Key points on sabbaticals
There are no laws that specifically deal with taking a sabbatical and employers don’t have to offer the option. However, it is best to have a clear policy regarding sabbaticals and career breaks so that employees know what the company position is on the topic. Sabbaticals are normally unpaid and are shorter while a career break is also unpaid but may last for longer.
Employers should lay out what period of break they would offer although they have the right to look at each situation on a case by case basis. It is important to consider who would cover the employee’s duties while they were on sabbatical and if it isn’t possible to cover them, this may the reason that the sabbatical request is refused.
But there needs to be a fair and consistent approach to the topic to avoid being accused of discrimination or treating employees favorably compared with others. It should also lay out things such as annual leave entitlement and contractual benefits while on sabbatical.
Reasons that are considered acceptable to refuse a sabbatical include:
- Poor attendance and performance
- Inability of the employer to cover the role
- Demand for customer service
- Current disciplinary proceedings
Why employers allow sabbaticals
At first glance, it may seem that there’s no real benefit to allowing your staff to take a sabbatical. But there are some points to consider. For starters, allowing someone some time away from their job could make the difference to physical or mental health – and prevent them from leaving their role entirely. It also saves on the cost of training a new employee for the role and you are making a saving in terms of their wages for the duration of the sabbatical.

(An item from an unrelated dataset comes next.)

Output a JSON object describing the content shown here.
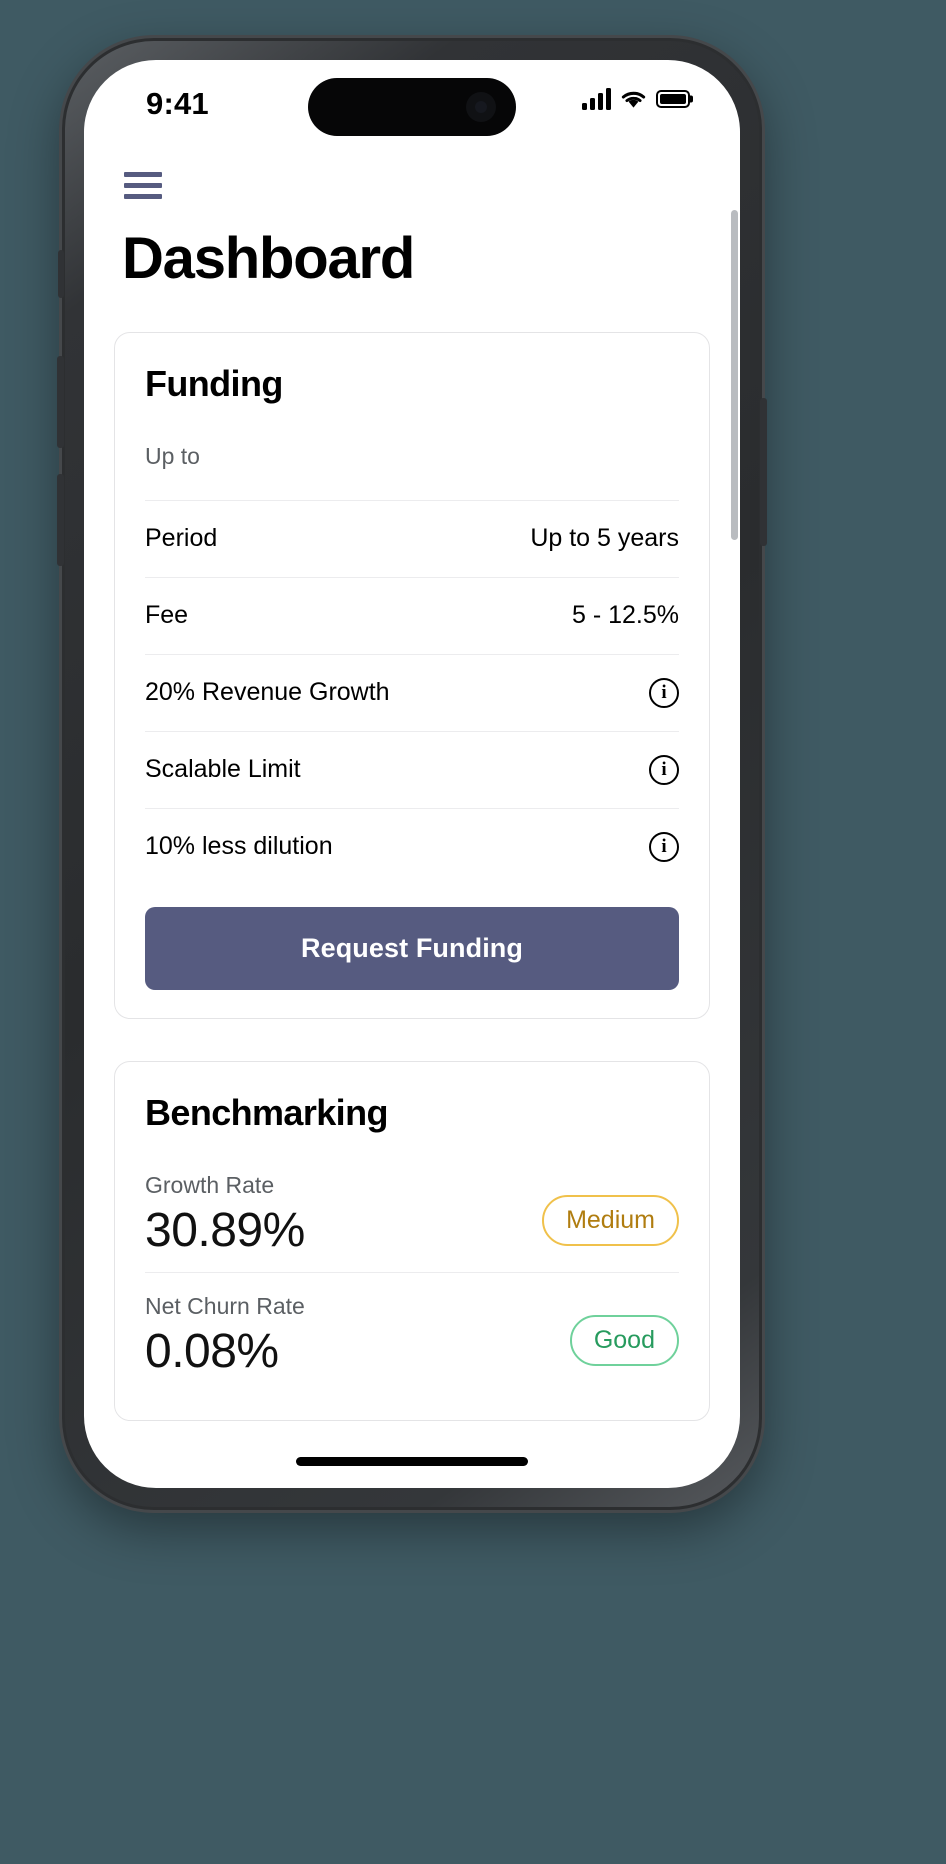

It is also worth discussing with the employee about taking a sabbatical when it is best for the company – usually the quietest time of the year. Maybe Christmas is a lull or the summer. Whatever the case, put forward this idea and that can help make it acceptable for both the employer and the employee.
Creating a process
Once you have laid out the basics of what an employee should consider when asking for a sabbatical, it is then important to create a process to request one and how this request is handled. For example, the employee would normally request it through their line manager, HR department or directly to the HR system if there is one.
It is important to have a clear start and end date of the sabbatical and that this is recorded in some kind of contract. This means the employee is clear on when the sabbatical starts and ends and also what their rights are during the time. It should also make clear that there is no payment for the period of the sabbatical unless this is agreed otherwise.